Activity: Filter this listing down to the lines that contain the word "TRÊN", and copy them.

Given data:
++++++++++++++++++++

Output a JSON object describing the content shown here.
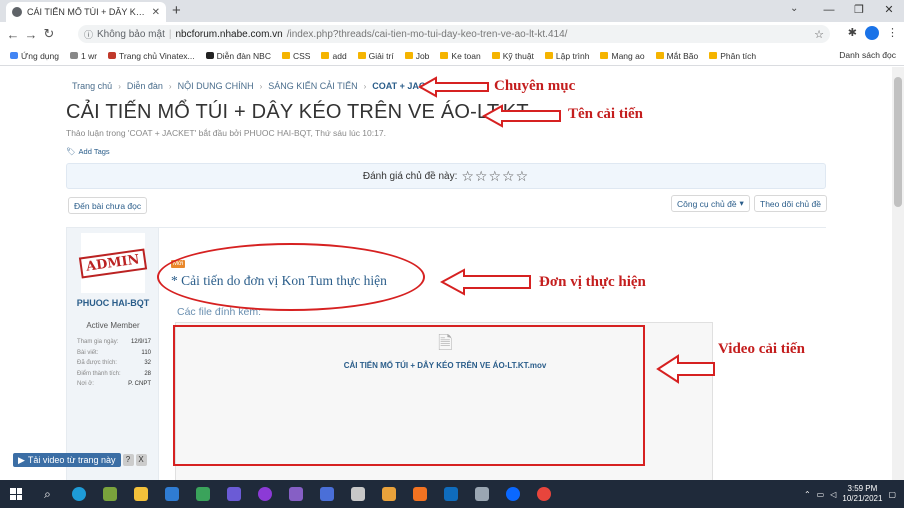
{
  "browser": {
    "tab_title": "CẢI TIẾN MỔ TÚI + DÂY KÉO TRÊN VE ÁO-LT.KT | ...",
    "new_tab": "+",
    "security_label": "Không bảo mật",
    "url_host": "nbcforum.nhabe.com.vn",
    "url_path": "/index.php?threads/cai-tien-mo-tui-day-keo-tren-ve-ao-lt-kt.414/",
    "bookmarks": [
      "Ứng dụng",
      "1 wr",
      "Trang chủ Vinatex...",
      "Diễn đàn NBC",
      "CSS",
      "add",
      "Giải trí",
      "Job",
      "Ke toan",
      "Kỹ thuật",
      "Lập trình",
      "Mang ao",
      "Mắt Bão",
      "Phân tích"
    ],
    "bookmarks_right": "Danh sách đọc"
  },
  "breadcrumb": [
    "Trang chủ",
    "Diễn đàn",
    "NỘI DUNG CHÍNH",
    "SÁNG KIẾN CẢI TIẾN",
    "COAT + JACKET"
  ],
  "thread": {
    "title": "CẢI TIẾN MỔ TÚI + DÂY KÉO TRÊN VE ÁO-LT.KT",
    "meta": "Thảo luận trong 'COAT + JACKET' bắt đầu bởi PHUOC HAI-BQT, Thứ sáu lúc 10:17.",
    "add_tags": "Add Tags",
    "rating_label": "Đánh giá chủ đề này:",
    "stars": "☆☆☆☆☆",
    "unread_button": "Đến bài chưa đọc",
    "tools_button": "Công cụ chủ đề",
    "watch_button": "Theo dõi chủ đề"
  },
  "user": {
    "stamp_text": "ADMIN",
    "name": "PHUOC HAI-BQT",
    "title": "Active Member",
    "stats": [
      {
        "label": "Tham gia ngày:",
        "value": "12/9/17"
      },
      {
        "label": "Bài viết:",
        "value": "110"
      },
      {
        "label": "Đã được thích:",
        "value": "32"
      },
      {
        "label": "Điểm thành tích:",
        "value": "28"
      },
      {
        "label": "Nơi ở:",
        "value": "P. CNPT"
      }
    ]
  },
  "post": {
    "new_badge": "Mới",
    "text": "* Cải tiến do đơn vị Kon Tum thực hiện",
    "attach_label": "Các file đính kèm:",
    "file_name": "CẢI TIẾN MỔ TÚI + DÂY KÉO TRÊN VE ÁO-LT.KT.mov"
  },
  "annotations": {
    "category": "Chuyên mục",
    "name": "Tên cải tiến",
    "unit": "Đơn vị thực hiện",
    "video": "Video cải tiến",
    "color": "#d62121"
  },
  "download_bar": {
    "label": "Tải video từ trang này",
    "help": "?",
    "close": "X"
  },
  "taskbar": {
    "time": "3:59 PM",
    "date": "10/21/2021"
  }
}
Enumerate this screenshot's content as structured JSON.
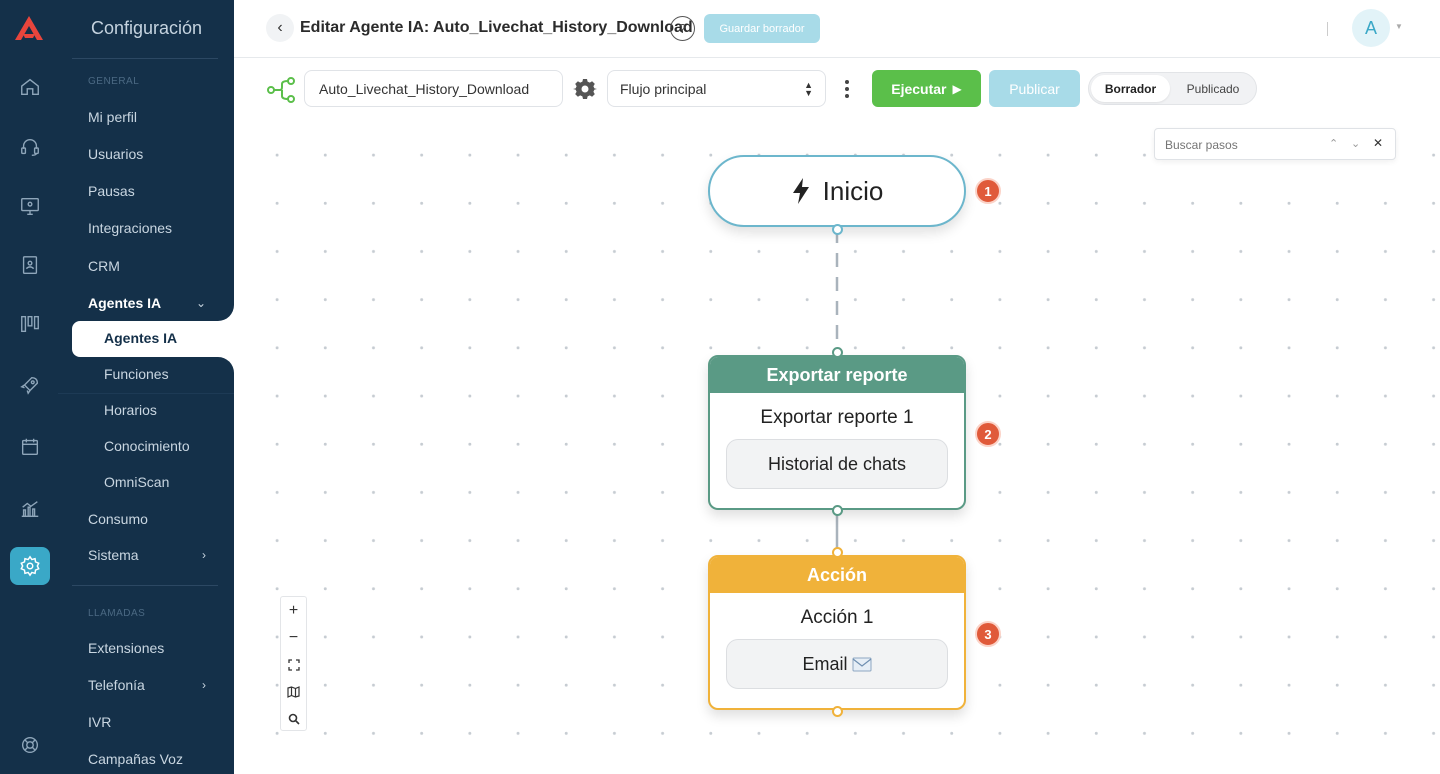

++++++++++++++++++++

Exercise result:
    "tab_title": "CẢI TIẾN MỔ TÚI + DÂY KÉO TRÊN VE ÁO-LT.KT | ...",
    "title": "CẢI TIẾN MỔ TÚI + DÂY KÉO TRÊN VE ÁO-LT.KT",
    "file_name": "CẢI TIẾN MỔ TÚI + DÂY KÉO TRÊN VE ÁO-LT.KT.mov"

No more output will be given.